Romy Theodore wasn’t looking to start a business when she moved back to Melbourne from New York in 2017, having just graduated from the Parsons School of Design with a degree in Art History and Curation. She did internships at Neon Parc gallery in Brunswick and the NGV Fashion Department, and a brief stint studying Industrial Design at RMIT. But when she attended a gallery opening in Melbourne’s iconic Nicholas Building she noticed a shop for lease.
“I went away and kept thinking about the space,” says Theodore. “I’ve always felt a special connection to the building – my mum was a milliner and had a studio there when I was a child, so I sort of grew up in the building. I was in there every day as a kid.”
With mentorship from friend Sener Besim – who consults with other Australian fashion labels, from Bec + Bridge to Zimmermann – and parents that work in the Australian fashion industry, Theodore decided to start her own archival designer boutique. She took out a business loan, and signed the lease on the space she saw in the Nicholas Building at the end of last year. She opened Reina earlier this year in a bid to support the circular fashion economy.
“It was pretty full on, this is my first business. It was very daunting.
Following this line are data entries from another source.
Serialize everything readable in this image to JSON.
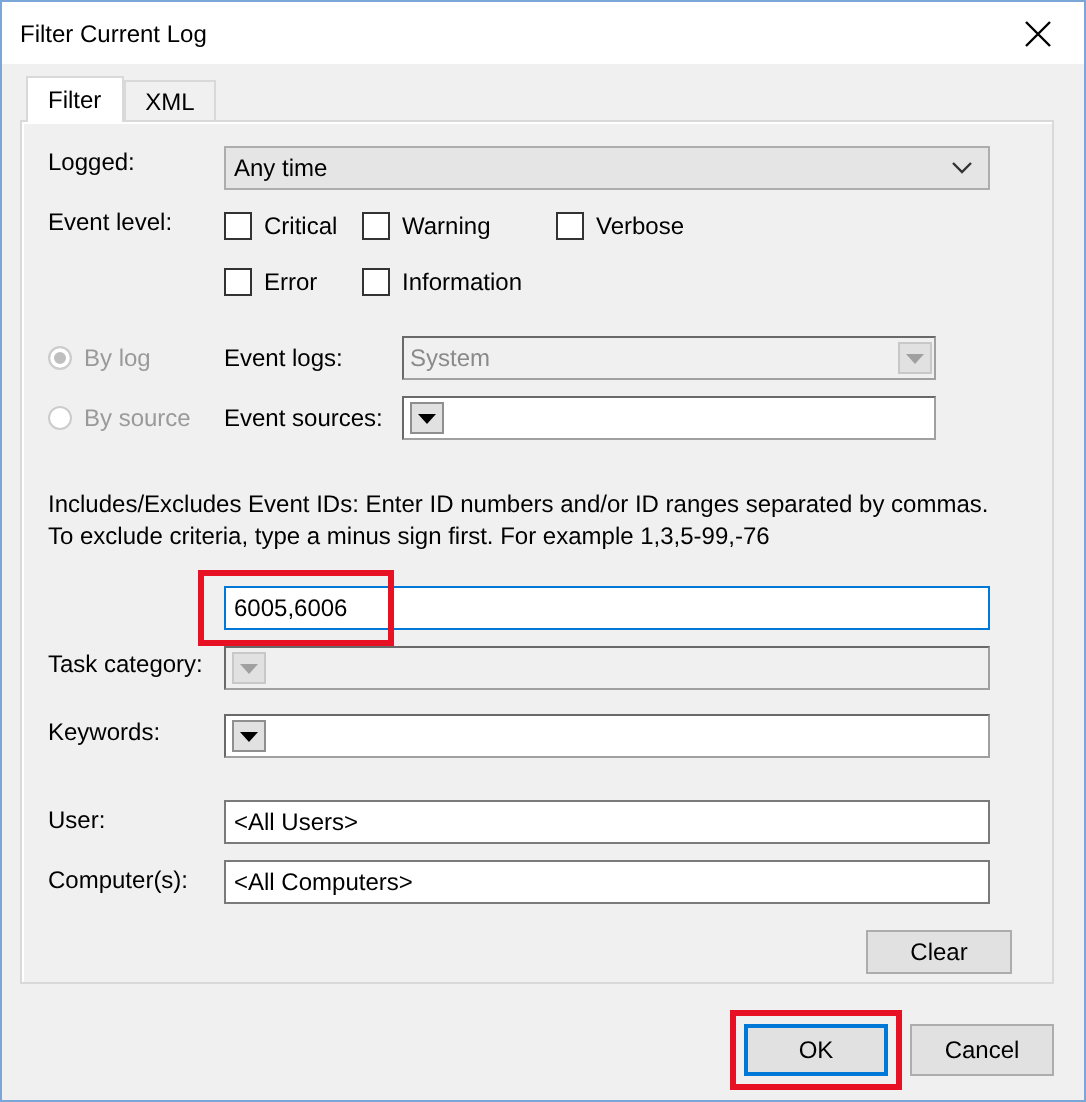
{
  "window": {
    "title": "Filter Current Log"
  },
  "tabs": [
    {
      "label": "Filter",
      "selected": true
    },
    {
      "label": "XML",
      "selected": false
    }
  ],
  "logged": {
    "label": "Logged:",
    "value": "Any time"
  },
  "event_level": {
    "label": "Event level:",
    "options": [
      {
        "label": "Critical",
        "checked": false
      },
      {
        "label": "Warning",
        "checked": false
      },
      {
        "label": "Verbose",
        "checked": false
      },
      {
        "label": "Error",
        "checked": false
      },
      {
        "label": "Information",
        "checked": false
      }
    ]
  },
  "source_mode": [
    {
      "label": "By log",
      "selected": true,
      "disabled": true,
      "field_label": "Event logs:",
      "value": "System",
      "field_disabled": true
    },
    {
      "label": "By source",
      "selected": false,
      "disabled": true,
      "field_label": "Event sources:",
      "field_disabled": false
    }
  ],
  "event_ids": {
    "description": "Includes/Excludes Event IDs: Enter ID numbers and/or ID ranges separated by commas. To exclude criteria, type a minus sign first. For example 1,3,5-99,-76",
    "value": "6005,6006",
    "highlighted": true
  },
  "task_category": {
    "label": "Task category:",
    "disabled": true
  },
  "keywords": {
    "label": "Keywords:",
    "disabled": false
  },
  "user": {
    "label": "User:",
    "value": "<All Users>"
  },
  "computer": {
    "label": "Computer(s):",
    "value": "<All Computers>"
  },
  "clear_button": "Clear",
  "buttons": [
    {
      "label": "OK",
      "default": true,
      "highlighted": true
    },
    {
      "label": "Cancel",
      "default": false,
      "highlighted": false
    }
  ]
}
I really jumped on the space before I had the business plan.
“I felt there was a gap in the market, especially in Australia, for well-curated vintage fashion,” she says. “With consumers becoming increasingly concerned with clothing’s environmental impact, I wanted to provide a solution that was reasonably affordable for great-quality pieces that will last, both in their timeless design as well their construction.
“I really believe vintage clothing is the future of fashion, so many great clothes already exist, and I love giving them new life.”
She sources most of her pieces from Italian and French fashion houses, and most garments are from the late ’80s through to 2005. “I feel like 2005 marked the end [of a period] of a lot of design that I really liked and appreciated,” she says.
“[The early ’90s to the early 2000s] was an exciting period in high fashion that brought about radical change in the industry, when daring young designers were taking the reins of some of the world’s most traditional and well-established haute-couture houses: John Galliano at Dior, Tom Ford at Gucci and Alexander McQueen at Givenchy. “It was a more risky, fun and colourful time in fashion … a little less serious,” says Theodore.
The name Reina comes from Theodore’s middle name, Zacharenia (which means “sugar” in Greek), but doesn’t have any real significance. “I just needed a name or I knew I would never get started and this one stuck. I didn't even spell it properly."
Though the store stocks mostly French and Italian labels, there are divergences. “I also try to focus on less-well-known brands,” says Theodore. “I love Christopher Nemeth, who’s an English designer, and Wim Neels [Belgian]. I also love finding old Christophe Lemaire pieces from before his brand became Lemaire as it is now.”
Among the lesser-known names you’ll also find a range of vintage Prada, Miu Miu, McQueen, Dior, Gucci, Céline, Louis Vuitton, Emilio Pucci, Bottega Veneta and more. “One thing I always focus on is an interesting detail, or a little hidden ‘something’ within the garment,” says Theodore. Reina currently has clothing, bags, shoes and accessories – and for the summer collection she’s considering swimwear and sunglasses.
Unlike most vintage stores – which are often cramped and filled with racks so stuffed you can barely see the clothes – Reina is spacious and full of natural light. “I haven’t really seen [a store like Reina] anywhere. Not curated to [this] level, or in a space like it. Especially not in New York,” says Theodore. “I wanted to create somewhere that I would really like to shop at.”
Theodore styled the huge 100-square-metre floor space herself. The white boutique is lined with striking marble terrazzo-style tiles and is decorated with vintage furniture. “It’s very minimal,” says Theodore. “Some [pieces] are from my home, and others I bought for the shop.” The branding was taken care of by The Company You Keep.
She also takes care of the pre-sale restoration of the garments. “If I get pieces that are damaged, I’ll restore them to their former glory,” she says. “I’m a pretty good sewer – I’ve been doing it ever since I could write. Clothes should be mended rather than thrown out for something new.”
Most of the items sit around the $300 mark. “I have pieces as low as $90 and pieces up to $1000 – for a floor-length coat, or a really special handbag.”
Of her recent acquisitions, some of her favourites include a purple silk Tom Ford for YSL blouse and a rare Christopher Nemeth layered T-shirt. “I love it; the details are so subtle,” she says. “But I try not to have favourites. I guess my favourite pieces I end up taking home and keeping for myself – which is a bit of a problem,” she says, laughing.
“I thought I would just be sitting in the shop, not really doing that much, but I’ve had so many people approach me for different projects, like [hosting my own show at [Melbourne Fashion Week] with [stylist] Stuart Walford.” And next month she will unveil an installation project in-store in collaboration with RMIT’s master’s grad show.
Level 1, 37 Swanston Street, Melbourne
Tue to Sun 12pm–6pm